The GEDMatch decision to give police access to its data in the assault case — made without informing the database’s users — sparked concern among some users and privacy experts that the website was on a slippery slope toward rampant law enforcement searches, potentially even in minor, nonviolent crimes. After that outcry, on May 18, the database made police access harder by setting all user accounts to a default excluding law enforcement searches. If users want to allow police searches, they can opt for that in their account settings.
“We were not trying to handicap law enforcement,” [GEDMatch cofounder Curtis] Rogers says. “What we were trying to do, in the long run, was to make the whole field of genetic genealogy stronger” by assuaging privacy concerns.

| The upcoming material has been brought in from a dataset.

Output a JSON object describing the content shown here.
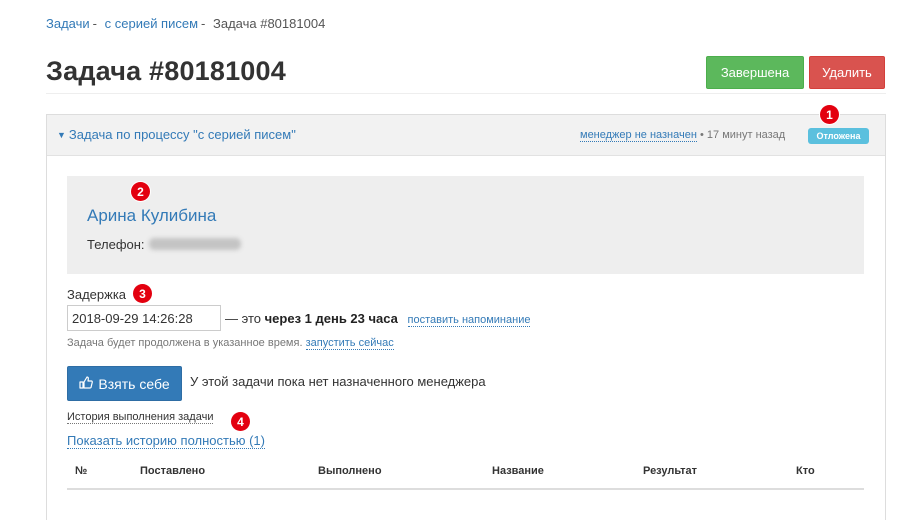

What experts really worry about is that police may seek warrants to access all of GEDMatch’s data. And if police do begin writing such search warrants, “I don’t see why they would stop at GEDMatch,” [genetic genealogist CeCe] Moore says.
For instance, the company AncestryDNA has more than 15 million people’s DNA in its database, and 23andMe has more than 10 million customers.
With access to those two companies’ databases, Moore says, “we’d be solving cases every day.”
Read full, original post: Genealogy companies could struggle to keep clients’ data from police